(Dataset rows describing interfaces)

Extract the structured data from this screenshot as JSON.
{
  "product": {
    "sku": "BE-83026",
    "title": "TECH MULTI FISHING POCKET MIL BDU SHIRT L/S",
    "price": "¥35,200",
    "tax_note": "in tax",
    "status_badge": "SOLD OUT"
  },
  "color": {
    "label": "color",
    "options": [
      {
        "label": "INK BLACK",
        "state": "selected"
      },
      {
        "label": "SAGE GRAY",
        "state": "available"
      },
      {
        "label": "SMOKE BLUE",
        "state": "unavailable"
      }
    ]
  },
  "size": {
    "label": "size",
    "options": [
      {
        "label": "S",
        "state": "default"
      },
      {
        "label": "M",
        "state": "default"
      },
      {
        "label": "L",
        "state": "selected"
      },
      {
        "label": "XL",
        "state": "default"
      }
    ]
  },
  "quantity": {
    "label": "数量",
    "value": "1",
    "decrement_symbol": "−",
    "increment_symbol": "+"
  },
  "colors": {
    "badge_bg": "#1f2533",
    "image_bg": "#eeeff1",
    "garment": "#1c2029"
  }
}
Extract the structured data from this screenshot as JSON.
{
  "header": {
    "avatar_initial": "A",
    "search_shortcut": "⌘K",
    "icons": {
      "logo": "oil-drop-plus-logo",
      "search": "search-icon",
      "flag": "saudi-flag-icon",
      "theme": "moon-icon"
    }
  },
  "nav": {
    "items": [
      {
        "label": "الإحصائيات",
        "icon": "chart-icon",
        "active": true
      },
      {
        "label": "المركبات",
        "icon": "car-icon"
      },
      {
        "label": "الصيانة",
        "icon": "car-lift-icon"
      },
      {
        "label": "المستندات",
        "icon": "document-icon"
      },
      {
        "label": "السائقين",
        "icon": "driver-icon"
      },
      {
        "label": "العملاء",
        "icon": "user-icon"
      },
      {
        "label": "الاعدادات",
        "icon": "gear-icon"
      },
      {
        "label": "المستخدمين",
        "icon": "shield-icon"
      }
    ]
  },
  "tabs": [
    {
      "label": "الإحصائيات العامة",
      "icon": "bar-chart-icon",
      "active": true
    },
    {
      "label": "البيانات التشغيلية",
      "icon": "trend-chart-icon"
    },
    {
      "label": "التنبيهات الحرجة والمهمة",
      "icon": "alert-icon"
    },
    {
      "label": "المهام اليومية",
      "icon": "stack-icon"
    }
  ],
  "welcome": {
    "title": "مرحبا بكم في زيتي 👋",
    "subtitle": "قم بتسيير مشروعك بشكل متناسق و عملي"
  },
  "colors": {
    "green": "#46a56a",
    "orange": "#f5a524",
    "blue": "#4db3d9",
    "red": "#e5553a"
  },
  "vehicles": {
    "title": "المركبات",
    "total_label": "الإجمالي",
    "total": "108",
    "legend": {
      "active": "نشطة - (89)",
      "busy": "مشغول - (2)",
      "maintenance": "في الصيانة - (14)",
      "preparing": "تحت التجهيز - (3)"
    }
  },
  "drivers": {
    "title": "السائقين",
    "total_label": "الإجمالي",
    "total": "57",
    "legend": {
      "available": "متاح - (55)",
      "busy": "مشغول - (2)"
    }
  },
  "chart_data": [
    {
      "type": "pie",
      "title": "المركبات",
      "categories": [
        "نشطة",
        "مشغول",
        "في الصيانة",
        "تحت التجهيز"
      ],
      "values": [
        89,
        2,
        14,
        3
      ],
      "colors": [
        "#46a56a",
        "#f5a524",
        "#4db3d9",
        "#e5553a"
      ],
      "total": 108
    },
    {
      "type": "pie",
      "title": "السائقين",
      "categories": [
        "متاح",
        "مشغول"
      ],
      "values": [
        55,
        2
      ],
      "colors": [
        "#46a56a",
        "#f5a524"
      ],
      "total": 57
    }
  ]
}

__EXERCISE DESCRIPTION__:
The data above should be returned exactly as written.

__EXERCISE SOLUTION__:
Extract the structured data from this screenshot as JSON.
{
  "product": {
    "sku": "BE-83026",
    "title": "TECH MULTI FISHING POCKET MIL BDU SHIRT L/S",
    "price": "¥35,200",
    "tax_note": "in tax",
    "status_badge": "SOLD OUT"
  },
  "color": {
    "label": "color",
    "options": [
      {
        "label": "INK BLACK",
        "state": "selected"
      },
      {
        "label": "SAGE GRAY",
        "state": "available"
      },
      {
        "label": "SMOKE BLUE",
        "state": "unavailable"
      }
    ]
  },
  "size": {
    "label": "size",
    "options": [
      {
        "label": "S",
        "state": "default"
      },
      {
        "label": "M",
        "state": "default"
      },
      {
        "label": "L",
        "state": "selected"
      },
      {
        "label": "XL",
        "state": "default"
      }
    ]
  },
  "quantity": {
    "label": "数量",
    "value": "1",
    "decrement_symbol": "−",
    "increment_symbol": "+"
  },
  "colors": {
    "badge_bg": "#1f2533",
    "image_bg": "#eeeff1",
    "garment": "#1c2029"
  }
}
Extract the structured data from this screenshot as JSON.
{
  "header": {
    "avatar_initial": "A",
    "search_shortcut": "⌘K",
    "icons": {
      "logo": "oil-drop-plus-logo",
      "search": "search-icon",
      "flag": "saudi-flag-icon",
      "theme": "moon-icon"
    }
  },
  "nav": {
    "items": [
      {
        "label": "الإحصائيات",
        "icon": "chart-icon",
        "active": true
      },
      {
        "label": "المركبات",
        "icon": "car-icon"
      },
      {
        "label": "الصيانة",
        "icon": "car-lift-icon"
      },
      {
        "label": "المستندات",
        "icon": "document-icon"
      },
      {
        "label": "السائقين",
        "icon": "driver-icon"
      },
      {
        "label": "العملاء",
        "icon": "user-icon"
      },
      {
        "label": "الاعدادات",
        "icon": "gear-icon"
      },
      {
        "label": "المستخدمين",
        "icon": "shield-icon"
      }
    ]
  },
  "tabs": [
    {
      "label": "الإحصائيات العامة",
      "icon": "bar-chart-icon",
      "active": true
    },
    {
      "label": "البيانات التشغيلية",
      "icon": "trend-chart-icon"
    },
    {
      "label": "التنبيهات الحرجة والمهمة",
      "icon": "alert-icon"
    },
    {
      "label": "المهام اليومية",
      "icon": "stack-icon"
    }
  ],
  "welcome": {
    "title": "مرحبا بكم في زيتي 👋",
    "subtitle": "قم بتسيير مشروعك بشكل متناسق و عملي"
  },
  "colors": {
    "green": "#46a56a",
    "orange": "#f5a524",
    "blue": "#4db3d9",
    "red": "#e5553a"
  },
  "vehicles": {
    "title": "المركبات",
    "total_label": "الإجمالي",
    "total": "108",
    "legend": {
      "active": "نشطة - (89)",
      "busy": "مشغول - (2)",
      "maintenance": "في الصيانة - (14)",
      "preparing": "تحت التجهيز - (3)"
    }
  },
  "drivers": {
    "title": "السائقين",
    "total_label": "الإجمالي",
    "total": "57",
    "legend": {
      "available": "متاح - (55)",
      "busy": "مشغول - (2)"
    }
  },
  "chart_data": [
    {
      "type": "pie",
      "title": "المركبات",
      "categories": [
        "نشطة",
        "مشغول",
        "في الصيانة",
        "تحت التجهيز"
      ],
      "values": [
        89,
        2,
        14,
        3
      ],
      "colors": [
        "#46a56a",
        "#f5a524",
        "#4db3d9",
        "#e5553a"
      ],
      "total": 108
    },
    {
      "type": "pie",
      "title": "السائقين",
      "categories": [
        "متاح",
        "مشغول"
      ],
      "values": [
        55,
        2
      ],
      "colors": [
        "#46a56a",
        "#f5a524"
      ],
      "total": 57
    }
  ]
}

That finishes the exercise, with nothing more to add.